## Prompt
Repeat the entries that appear below, exactly as they are given.

(Stored records)

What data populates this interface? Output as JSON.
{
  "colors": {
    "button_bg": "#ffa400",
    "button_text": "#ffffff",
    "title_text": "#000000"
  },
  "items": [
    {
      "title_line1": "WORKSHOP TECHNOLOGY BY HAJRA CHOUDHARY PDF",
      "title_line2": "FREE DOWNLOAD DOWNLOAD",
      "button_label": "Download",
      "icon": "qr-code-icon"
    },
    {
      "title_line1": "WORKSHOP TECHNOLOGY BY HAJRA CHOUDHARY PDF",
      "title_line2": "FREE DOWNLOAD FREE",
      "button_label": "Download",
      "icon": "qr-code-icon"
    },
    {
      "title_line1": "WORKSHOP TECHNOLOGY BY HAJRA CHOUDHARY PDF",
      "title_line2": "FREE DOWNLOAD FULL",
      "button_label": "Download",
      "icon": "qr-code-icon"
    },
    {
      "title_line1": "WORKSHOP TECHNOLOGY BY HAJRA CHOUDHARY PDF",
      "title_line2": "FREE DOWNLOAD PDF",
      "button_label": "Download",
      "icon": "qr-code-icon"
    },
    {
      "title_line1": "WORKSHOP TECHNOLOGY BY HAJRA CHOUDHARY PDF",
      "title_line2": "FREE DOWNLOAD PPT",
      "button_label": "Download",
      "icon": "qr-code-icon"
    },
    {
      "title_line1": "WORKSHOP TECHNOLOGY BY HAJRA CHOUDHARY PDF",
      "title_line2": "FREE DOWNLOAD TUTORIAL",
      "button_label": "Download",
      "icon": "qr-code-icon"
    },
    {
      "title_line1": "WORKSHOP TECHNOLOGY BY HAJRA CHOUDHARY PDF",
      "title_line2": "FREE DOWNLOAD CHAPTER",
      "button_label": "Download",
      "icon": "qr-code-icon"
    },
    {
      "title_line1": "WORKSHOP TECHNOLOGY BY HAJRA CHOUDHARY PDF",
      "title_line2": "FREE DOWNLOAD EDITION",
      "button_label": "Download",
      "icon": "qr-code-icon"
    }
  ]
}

## Answer to this problem
What data populates this interface? Output as JSON.
{
  "colors": {
    "button_bg": "#ffa400",
    "button_text": "#ffffff",
    "title_text": "#000000"
  },
  "items": [
    {
      "title_line1": "WORKSHOP TECHNOLOGY BY HAJRA CHOUDHARY PDF",
      "title_line2": "FREE DOWNLOAD DOWNLOAD",
      "button_label": "Download",
      "icon": "qr-code-icon"
    },
    {
      "title_line1": "WORKSHOP TECHNOLOGY BY HAJRA CHOUDHARY PDF",
      "title_line2": "FREE DOWNLOAD FREE",
      "button_label": "Download",
      "icon": "qr-code-icon"
    },
    {
      "title_line1": "WORKSHOP TECHNOLOGY BY HAJRA CHOUDHARY PDF",
      "title_line2": "FREE DOWNLOAD FULL",
      "button_label": "Download",
      "icon": "qr-code-icon"
    },
    {
      "title_line1": "WORKSHOP TECHNOLOGY BY HAJRA CHOUDHARY PDF",
      "title_line2": "FREE DOWNLOAD PDF",
      "button_label": "Download",
      "icon": "qr-code-icon"
    },
    {
      "title_line1": "WORKSHOP TECHNOLOGY BY HAJRA CHOUDHARY PDF",
      "title_line2": "FREE DOWNLOAD PPT",
      "button_label": "Download",
      "icon": "qr-code-icon"
    },
    {
      "title_line1": "WORKSHOP TECHNOLOGY BY HAJRA CHOUDHARY PDF",
      "title_line2": "FREE DOWNLOAD TUTORIAL",
      "button_label": "Download",
      "icon": "qr-code-icon"
    },
    {
      "title_line1": "WORKSHOP TECHNOLOGY BY HAJRA CHOUDHARY PDF",
      "title_line2": "FREE DOWNLOAD CHAPTER",
      "button_label": "Download",
      "icon": "qr-code-icon"
    },
    {
      "title_line1": "WORKSHOP TECHNOLOGY BY HAJRA CHOUDHARY PDF",
      "title_line2": "FREE DOWNLOAD EDITION",
      "button_label": "Download",
      "icon": "qr-code-icon"
    }
  ]
}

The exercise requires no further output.